* RECORDS SUPPLIED:
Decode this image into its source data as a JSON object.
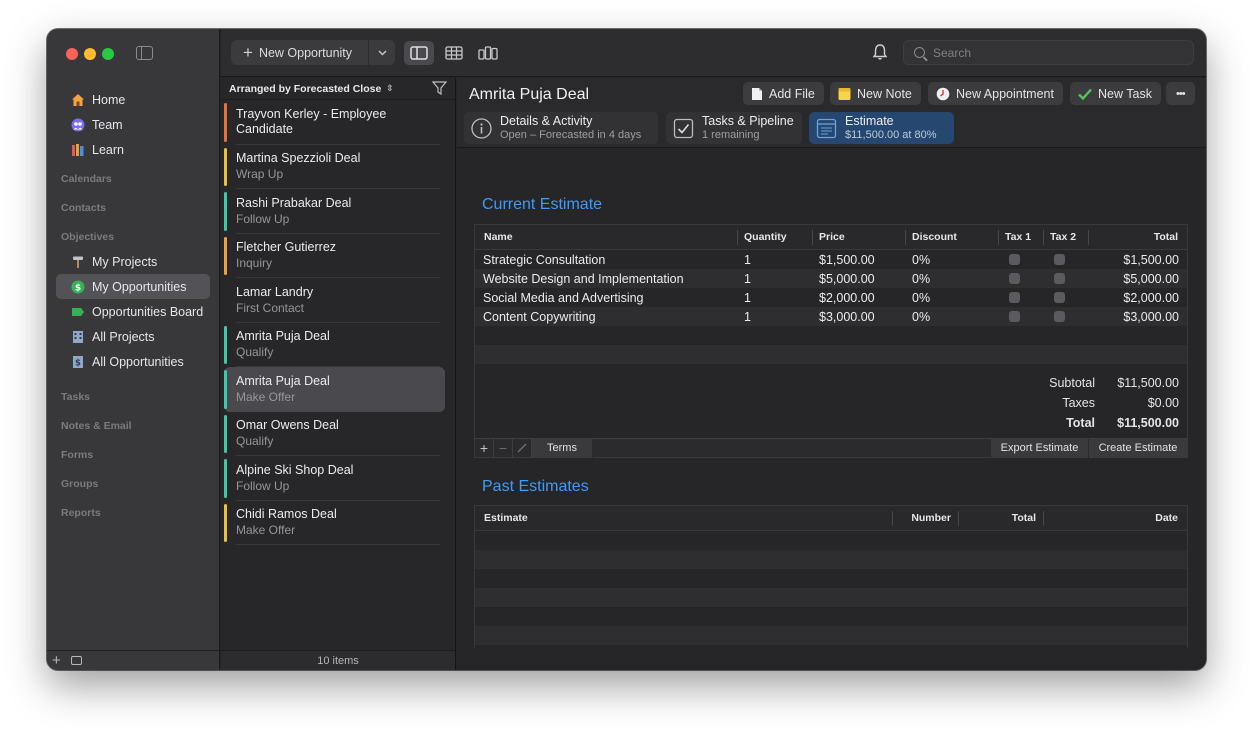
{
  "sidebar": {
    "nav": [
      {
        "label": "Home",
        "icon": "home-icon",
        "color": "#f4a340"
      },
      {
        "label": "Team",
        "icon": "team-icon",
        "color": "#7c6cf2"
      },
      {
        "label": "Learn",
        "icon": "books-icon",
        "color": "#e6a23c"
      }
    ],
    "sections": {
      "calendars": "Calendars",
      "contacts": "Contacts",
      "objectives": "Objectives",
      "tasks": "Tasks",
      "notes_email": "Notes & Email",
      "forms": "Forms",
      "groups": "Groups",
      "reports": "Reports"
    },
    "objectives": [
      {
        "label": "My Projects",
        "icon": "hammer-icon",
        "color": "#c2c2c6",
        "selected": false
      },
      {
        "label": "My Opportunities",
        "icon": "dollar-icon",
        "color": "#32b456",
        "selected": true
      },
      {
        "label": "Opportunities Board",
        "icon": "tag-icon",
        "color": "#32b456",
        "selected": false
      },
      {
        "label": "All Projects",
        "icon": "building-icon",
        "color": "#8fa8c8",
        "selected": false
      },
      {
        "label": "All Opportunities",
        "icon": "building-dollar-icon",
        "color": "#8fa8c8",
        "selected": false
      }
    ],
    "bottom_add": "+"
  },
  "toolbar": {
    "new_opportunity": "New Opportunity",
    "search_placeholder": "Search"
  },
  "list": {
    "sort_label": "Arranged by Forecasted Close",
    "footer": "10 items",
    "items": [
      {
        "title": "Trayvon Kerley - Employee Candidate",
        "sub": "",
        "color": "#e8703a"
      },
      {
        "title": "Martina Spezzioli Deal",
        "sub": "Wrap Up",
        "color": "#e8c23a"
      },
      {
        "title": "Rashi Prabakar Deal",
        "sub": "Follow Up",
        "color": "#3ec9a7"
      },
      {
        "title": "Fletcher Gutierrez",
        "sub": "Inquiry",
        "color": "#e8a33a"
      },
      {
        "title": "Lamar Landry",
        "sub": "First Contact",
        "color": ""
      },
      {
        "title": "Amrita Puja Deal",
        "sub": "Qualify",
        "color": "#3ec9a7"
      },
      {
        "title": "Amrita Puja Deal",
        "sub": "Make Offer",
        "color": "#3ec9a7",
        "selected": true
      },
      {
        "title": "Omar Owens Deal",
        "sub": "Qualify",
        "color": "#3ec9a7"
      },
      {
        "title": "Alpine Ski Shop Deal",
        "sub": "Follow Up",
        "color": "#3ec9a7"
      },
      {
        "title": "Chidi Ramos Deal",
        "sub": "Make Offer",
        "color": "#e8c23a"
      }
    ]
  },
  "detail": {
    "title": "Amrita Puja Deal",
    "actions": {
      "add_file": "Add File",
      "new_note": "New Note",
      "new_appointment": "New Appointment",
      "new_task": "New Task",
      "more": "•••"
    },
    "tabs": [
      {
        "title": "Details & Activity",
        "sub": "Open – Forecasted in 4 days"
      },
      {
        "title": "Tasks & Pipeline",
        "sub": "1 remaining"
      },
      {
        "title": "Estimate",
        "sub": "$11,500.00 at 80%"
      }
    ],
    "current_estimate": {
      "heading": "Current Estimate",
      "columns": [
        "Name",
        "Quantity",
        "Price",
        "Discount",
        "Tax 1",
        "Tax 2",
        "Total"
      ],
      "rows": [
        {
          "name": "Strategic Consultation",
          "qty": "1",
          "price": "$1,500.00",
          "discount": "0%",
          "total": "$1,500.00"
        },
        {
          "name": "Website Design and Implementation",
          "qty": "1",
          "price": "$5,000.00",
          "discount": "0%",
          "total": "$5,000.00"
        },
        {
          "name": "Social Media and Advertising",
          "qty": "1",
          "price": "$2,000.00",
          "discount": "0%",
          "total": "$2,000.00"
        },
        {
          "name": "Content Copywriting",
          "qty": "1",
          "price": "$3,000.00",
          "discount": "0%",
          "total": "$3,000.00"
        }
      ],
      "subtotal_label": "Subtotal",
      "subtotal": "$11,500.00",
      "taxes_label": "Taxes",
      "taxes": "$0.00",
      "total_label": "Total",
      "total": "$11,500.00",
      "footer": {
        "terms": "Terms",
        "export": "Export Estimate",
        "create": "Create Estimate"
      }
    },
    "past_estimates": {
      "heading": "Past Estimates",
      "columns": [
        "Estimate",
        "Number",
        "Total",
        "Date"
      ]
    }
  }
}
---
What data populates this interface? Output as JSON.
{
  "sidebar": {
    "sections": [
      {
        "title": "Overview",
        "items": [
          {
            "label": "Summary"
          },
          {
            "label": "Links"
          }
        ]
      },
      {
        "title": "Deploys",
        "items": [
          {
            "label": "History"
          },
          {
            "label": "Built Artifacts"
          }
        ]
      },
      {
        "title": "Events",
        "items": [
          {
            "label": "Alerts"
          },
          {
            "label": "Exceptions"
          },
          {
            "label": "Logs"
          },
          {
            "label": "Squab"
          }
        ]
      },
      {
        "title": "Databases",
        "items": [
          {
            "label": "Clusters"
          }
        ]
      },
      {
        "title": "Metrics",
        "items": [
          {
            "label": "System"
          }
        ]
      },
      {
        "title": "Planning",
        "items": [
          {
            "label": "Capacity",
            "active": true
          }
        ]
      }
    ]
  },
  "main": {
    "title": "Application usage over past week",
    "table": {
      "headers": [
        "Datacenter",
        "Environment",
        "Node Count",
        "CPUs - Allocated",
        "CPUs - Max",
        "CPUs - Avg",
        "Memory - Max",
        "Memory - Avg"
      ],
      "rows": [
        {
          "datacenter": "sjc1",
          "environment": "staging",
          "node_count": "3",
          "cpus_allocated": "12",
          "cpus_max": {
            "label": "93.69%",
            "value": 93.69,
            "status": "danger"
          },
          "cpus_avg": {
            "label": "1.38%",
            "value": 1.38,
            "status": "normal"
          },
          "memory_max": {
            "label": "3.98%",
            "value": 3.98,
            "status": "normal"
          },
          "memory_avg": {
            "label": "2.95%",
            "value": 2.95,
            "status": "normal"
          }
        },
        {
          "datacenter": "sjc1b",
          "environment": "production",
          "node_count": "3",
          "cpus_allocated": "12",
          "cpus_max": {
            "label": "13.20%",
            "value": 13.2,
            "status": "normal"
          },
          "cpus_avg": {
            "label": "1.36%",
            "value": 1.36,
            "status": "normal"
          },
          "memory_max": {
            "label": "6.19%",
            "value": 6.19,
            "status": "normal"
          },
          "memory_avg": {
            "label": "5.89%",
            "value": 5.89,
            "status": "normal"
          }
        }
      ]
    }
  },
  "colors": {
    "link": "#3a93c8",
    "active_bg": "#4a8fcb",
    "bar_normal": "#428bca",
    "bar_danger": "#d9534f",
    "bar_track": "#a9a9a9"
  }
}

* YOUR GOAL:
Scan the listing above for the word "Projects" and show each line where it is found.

* RESULT FOR THIS EXERCISE:
        "label": "My Projects",
        "label": "All Projects",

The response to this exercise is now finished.